DATA |
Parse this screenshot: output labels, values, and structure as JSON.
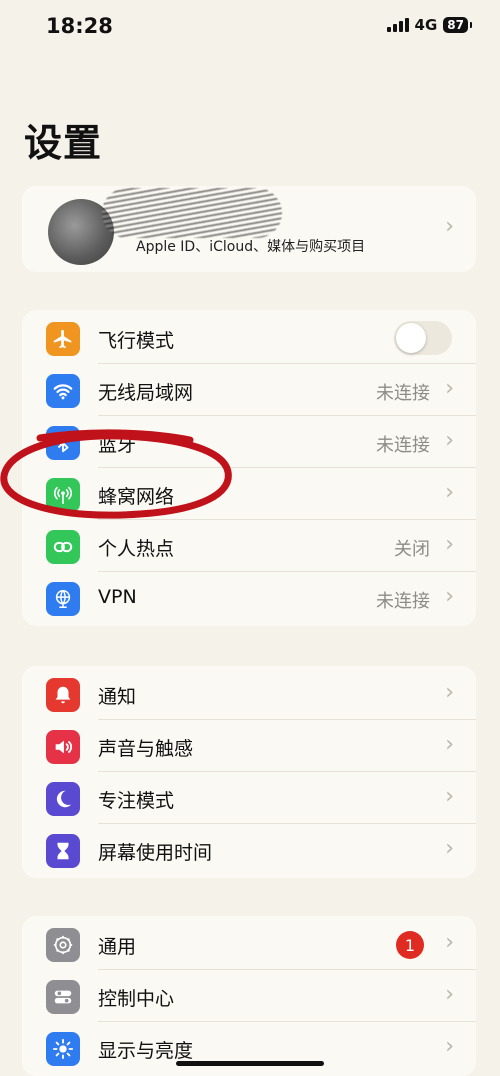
{
  "status": {
    "time": "18:28",
    "network": "4G",
    "battery": "87"
  },
  "title": "设置",
  "profile": {
    "subtitle": "Apple ID、iCloud、媒体与购买项目"
  },
  "groups": [
    {
      "items": [
        {
          "label": "飞行模式",
          "icon": "airplane-icon",
          "color": "#f0951f",
          "toggle": false
        },
        {
          "label": "无线局域网",
          "value": "未连接",
          "icon": "wifi-icon",
          "color": "#2f7bf0"
        },
        {
          "label": "蓝牙",
          "value": "未连接",
          "icon": "bluetooth-icon",
          "color": "#2f7bf0"
        },
        {
          "label": "蜂窝网络",
          "icon": "cellular-icon",
          "color": "#33c659"
        },
        {
          "label": "个人热点",
          "value": "关闭",
          "icon": "hotspot-icon",
          "color": "#33c659"
        },
        {
          "label": "VPN",
          "value": "未连接",
          "icon": "vpn-icon",
          "color": "#2f7bf0"
        }
      ]
    },
    {
      "items": [
        {
          "label": "通知",
          "icon": "notification-icon",
          "color": "#e5392f"
        },
        {
          "label": "声音与触感",
          "icon": "sound-icon",
          "color": "#e53246"
        },
        {
          "label": "专注模式",
          "icon": "focus-moon-icon",
          "color": "#5a4ad1"
        },
        {
          "label": "屏幕使用时间",
          "icon": "hourglass-icon",
          "color": "#5a4ad1"
        }
      ]
    },
    {
      "items": [
        {
          "label": "通用",
          "icon": "gear-icon",
          "color": "#8e8e93",
          "badge": "1"
        },
        {
          "label": "控制中心",
          "icon": "control-center-icon",
          "color": "#8e8e93"
        },
        {
          "label": "显示与亮度",
          "icon": "brightness-icon",
          "color": "#2f7bf0"
        }
      ]
    }
  ],
  "colors": {
    "annotation": "#c0121a",
    "background": "#f5f2ea"
  }
}
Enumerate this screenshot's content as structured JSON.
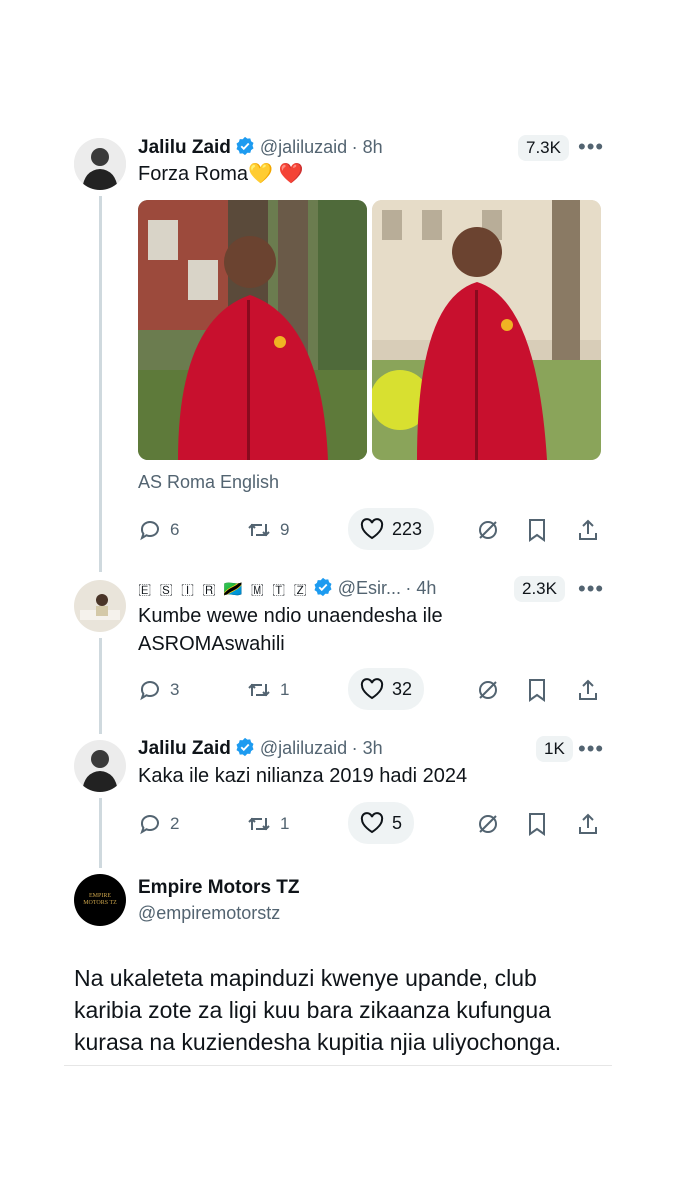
{
  "tweet1": {
    "name": "Jalilu Zaid",
    "handle": "@jaliluzaid",
    "time": "· 8h",
    "views": "7.3K",
    "text": "Forza Roma💛 ❤️",
    "source": "AS Roma English",
    "replies": "6",
    "retweets": "9",
    "likes": "223"
  },
  "tweet2": {
    "name": "🇪 🇸 🇮 🇷 🇹🇿 🇲 🇹 🇿",
    "handle": "@Esir...",
    "time": "· 4h",
    "views": "2.3K",
    "text_line1": "Kumbe wewe ndio unaendesha ile",
    "text_line2": "ASROMAswahili",
    "replies": "3",
    "retweets": "1",
    "likes": "32"
  },
  "tweet3": {
    "name": "Jalilu Zaid",
    "handle": "@jaliluzaid",
    "time": "· 3h",
    "views": "1K",
    "text": "Kaka ile kazi nilianza 2019 hadi 2024",
    "replies": "2",
    "retweets": "1",
    "likes": "5"
  },
  "caption": {
    "name": "Empire Motors TZ",
    "handle": "@empiremotorstz",
    "avatar_text": "EMPIRE MOTORS TZ",
    "line1": "Na ukaleteta mapinduzi kwenye upande, club",
    "line2": "karibia zote za ligi kuu bara zikaanza kufungua",
    "line3": "kurasa na kuziendesha kupitia njia uliyochonga."
  },
  "colors": {
    "verified": "#1d9bf0",
    "roma_red": "#c8102e",
    "text": "#0f1419",
    "muted": "#536471"
  },
  "icons": [
    "reply-icon",
    "retweet-icon",
    "heart-icon",
    "grok-icon",
    "bookmark-icon",
    "share-icon",
    "verified-icon",
    "more-icon"
  ]
}
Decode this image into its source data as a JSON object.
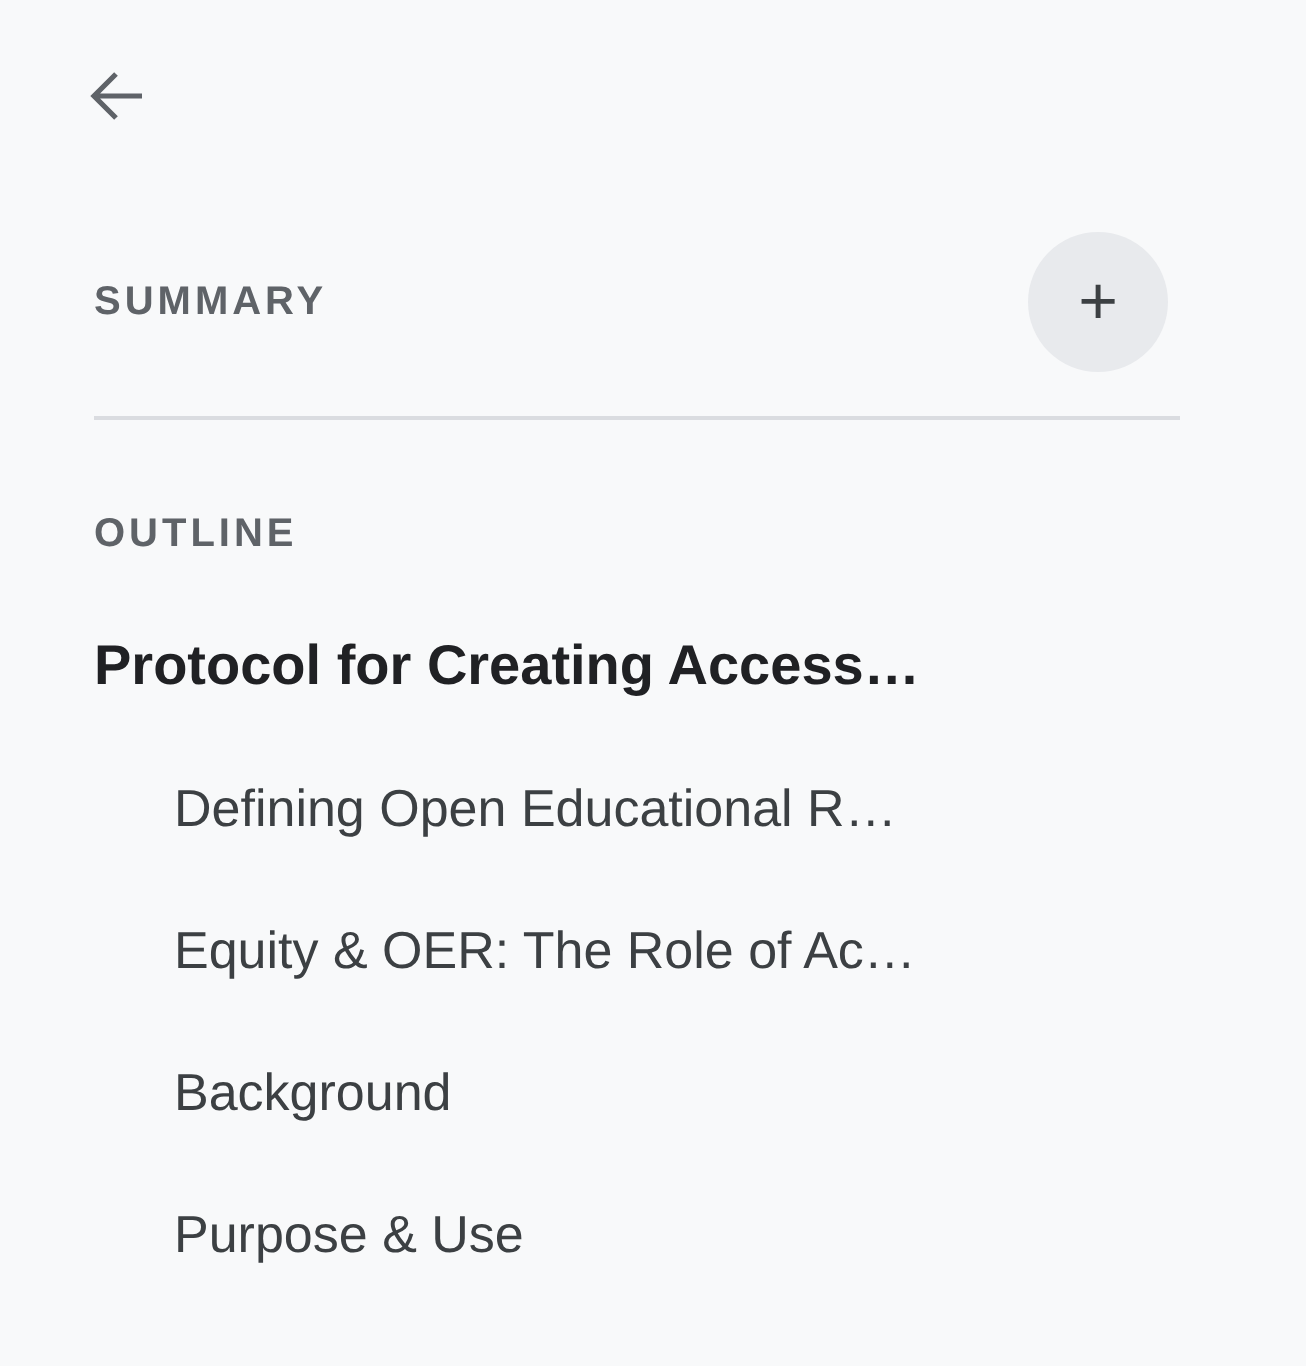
{
  "summary": {
    "title": "SUMMARY",
    "add_label": "+"
  },
  "outline": {
    "title": "OUTLINE",
    "items": [
      {
        "text": "Protocol for Creating Access…",
        "children": [
          {
            "text": "Defining Open Educational R…"
          },
          {
            "text": "Equity & OER: The Role of Ac…"
          },
          {
            "text": "Background"
          },
          {
            "text": "Purpose & Use"
          }
        ]
      }
    ]
  }
}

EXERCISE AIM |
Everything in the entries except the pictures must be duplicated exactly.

EXPECTED ANSWER |
Parse this screenshot: output labels, values, and structure as JSON.
{
  "status": {
    "time": "18:28",
    "network": "4G",
    "battery": "87"
  },
  "title": "设置",
  "profile": {
    "subtitle": "Apple ID、iCloud、媒体与购买项目"
  },
  "groups": [
    {
      "items": [
        {
          "label": "飞行模式",
          "icon": "airplane-icon",
          "color": "#f0951f",
          "toggle": false
        },
        {
          "label": "无线局域网",
          "value": "未连接",
          "icon": "wifi-icon",
          "color": "#2f7bf0"
        },
        {
          "label": "蓝牙",
          "value": "未连接",
          "icon": "bluetooth-icon",
          "color": "#2f7bf0"
        },
        {
          "label": "蜂窝网络",
          "icon": "cellular-icon",
          "color": "#33c659"
        },
        {
          "label": "个人热点",
          "value": "关闭",
          "icon": "hotspot-icon",
          "color": "#33c659"
        },
        {
          "label": "VPN",
          "value": "未连接",
          "icon": "vpn-icon",
          "color": "#2f7bf0"
        }
      ]
    },
    {
      "items": [
        {
          "label": "通知",
          "icon": "notification-icon",
          "color": "#e5392f"
        },
        {
          "label": "声音与触感",
          "icon": "sound-icon",
          "color": "#e53246"
        },
        {
          "label": "专注模式",
          "icon": "focus-moon-icon",
          "color": "#5a4ad1"
        },
        {
          "label": "屏幕使用时间",
          "icon": "hourglass-icon",
          "color": "#5a4ad1"
        }
      ]
    },
    {
      "items": [
        {
          "label": "通用",
          "icon": "gear-icon",
          "color": "#8e8e93",
          "badge": "1"
        },
        {
          "label": "控制中心",
          "icon": "control-center-icon",
          "color": "#8e8e93"
        },
        {
          "label": "显示与亮度",
          "icon": "brightness-icon",
          "color": "#2f7bf0"
        }
      ]
    }
  ],
  "colors": {
    "annotation": "#c0121a",
    "background": "#f5f2ea"
  }
}
Enumerate this screenshot's content as structured JSON.
{
  "tweet1": {
    "name": "Jalilu Zaid",
    "handle": "@jaliluzaid",
    "time": "· 8h",
    "views": "7.3K",
    "text": "Forza Roma💛 ❤️",
    "source": "AS Roma English",
    "replies": "6",
    "retweets": "9",
    "likes": "223"
  },
  "tweet2": {
    "name": "🇪 🇸 🇮 🇷 🇹🇿 🇲 🇹 🇿",
    "handle": "@Esir...",
    "time": "· 4h",
    "views": "2.3K",
    "text_line1": "Kumbe wewe ndio unaendesha ile",
    "text_line2": "ASROMAswahili",
    "replies": "3",
    "retweets": "1",
    "likes": "32"
  },
  "tweet3": {
    "name": "Jalilu Zaid",
    "handle": "@jaliluzaid",
    "time": "· 3h",
    "views": "1K",
    "text": "Kaka ile kazi nilianza 2019 hadi 2024",
    "replies": "2",
    "retweets": "1",
    "likes": "5"
  },
  "caption": {
    "name": "Empire Motors TZ",
    "handle": "@empiremotorstz",
    "avatar_text": "EMPIRE MOTORS TZ",
    "line1": "Na ukaleteta mapinduzi kwenye upande, club",
    "line2": "karibia zote za ligi kuu bara zikaanza kufungua",
    "line3": "kurasa na kuziendesha kupitia njia uliyochonga."
  },
  "colors": {
    "verified": "#1d9bf0",
    "roma_red": "#c8102e",
    "text": "#0f1419",
    "muted": "#536471"
  },
  "icons": [
    "reply-icon",
    "retweet-icon",
    "heart-icon",
    "grok-icon",
    "bookmark-icon",
    "share-icon",
    "verified-icon",
    "more-icon"
  ]
}
Decode this image into its source data as a JSON object.
{
  "summary": {
    "title": "SUMMARY",
    "add_label": "+"
  },
  "outline": {
    "title": "OUTLINE",
    "items": [
      {
        "text": "Protocol for Creating Access…",
        "children": [
          {
            "text": "Defining Open Educational R…"
          },
          {
            "text": "Equity & OER: The Role of Ac…"
          },
          {
            "text": "Background"
          },
          {
            "text": "Purpose & Use"
          }
        ]
      }
    ]
  }
}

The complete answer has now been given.